Finishing in the top four looks impossible. The race is between Manchester City, United, Chelsea, Liverpool and Tottenham Hotspur. All five teams have more quality than the Gunners.
In terms of squad strength, Arsenal lag behind the aforementioned sides. They have already gone toe-to-toe with City and Chelsea this campaign, losing both games. Emery's men aren't yet strong enough to mount a serious top-four challenge.
If the Gunners fail to make a satisfactory impression in the league, winning a domestic cup would at least give fans something to celebrate.
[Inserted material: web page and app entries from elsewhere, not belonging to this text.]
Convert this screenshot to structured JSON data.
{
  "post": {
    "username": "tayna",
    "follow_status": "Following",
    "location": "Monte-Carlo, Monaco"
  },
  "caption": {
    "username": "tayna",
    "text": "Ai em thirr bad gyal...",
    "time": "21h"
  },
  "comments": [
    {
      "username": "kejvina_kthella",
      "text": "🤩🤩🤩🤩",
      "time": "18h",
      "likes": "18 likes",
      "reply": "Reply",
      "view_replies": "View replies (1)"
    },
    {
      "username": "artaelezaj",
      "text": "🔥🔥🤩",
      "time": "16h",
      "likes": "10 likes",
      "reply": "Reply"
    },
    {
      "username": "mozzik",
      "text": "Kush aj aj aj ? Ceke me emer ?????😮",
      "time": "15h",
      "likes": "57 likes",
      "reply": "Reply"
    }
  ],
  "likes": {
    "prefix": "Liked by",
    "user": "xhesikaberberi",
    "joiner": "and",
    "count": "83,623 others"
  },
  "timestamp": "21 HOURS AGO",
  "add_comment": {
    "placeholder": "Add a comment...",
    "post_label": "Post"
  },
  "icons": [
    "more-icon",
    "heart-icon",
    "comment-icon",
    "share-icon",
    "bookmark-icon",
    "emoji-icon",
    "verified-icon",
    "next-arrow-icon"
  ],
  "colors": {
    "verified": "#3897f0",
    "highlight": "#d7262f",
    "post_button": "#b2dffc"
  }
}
At Paris Saint-Germain, however, with better talent available and heavy financial backing, Emery failed to deliver the Ligue 1 title on debut. He is now in a more competitive environment, up against some of the world's top managers.
Jurgen Klopp can boast one of Europe's best squads, but he hasn't delivered a trophy to Anfield. Mauricio Pochettino, having had a season longer than the Liverpool boss, also remains trophyless with Spurs. Even Pep Guardiola took an extra 12 months than anticipated to make the Premier League a ‘one-horse race’. Jose Mourinho, meanwhile, is yet to rule English football at Man United. Before next May, a domestic accolade for Emery is simply out of reach.
The Europa League offers Arsenal's escape route. Judging Emery's incredible record in the competition, many expect him to repeat past feats. Supporters will be left disappointed, though. The Gunners aren't Sevilla. They don't know how to win on the European stage.
Although Emery's side will start among the Europa League favourites, they're behind London rivals Chelsea. If the trophy is coming to English soil, Stamford Bridge is a surer bet than the Emirates.
Should Arsenal escape the Blues, teams dropping out of the Champions League will provide stern tests. In the upcoming competition, Groups C, G and H each contain three strong sides, meaning whichever finishes third will storm the Europa League. Atletico Madrid did just that last time out. Diego Simeone's charges took the Gunners' scalp before lifting the trophy.
Arsenal have a long way to go. It will take time. They must wipe out average players and provide Emery with quality strong enough to compete for major honours. As for this season, it’ll be tough going.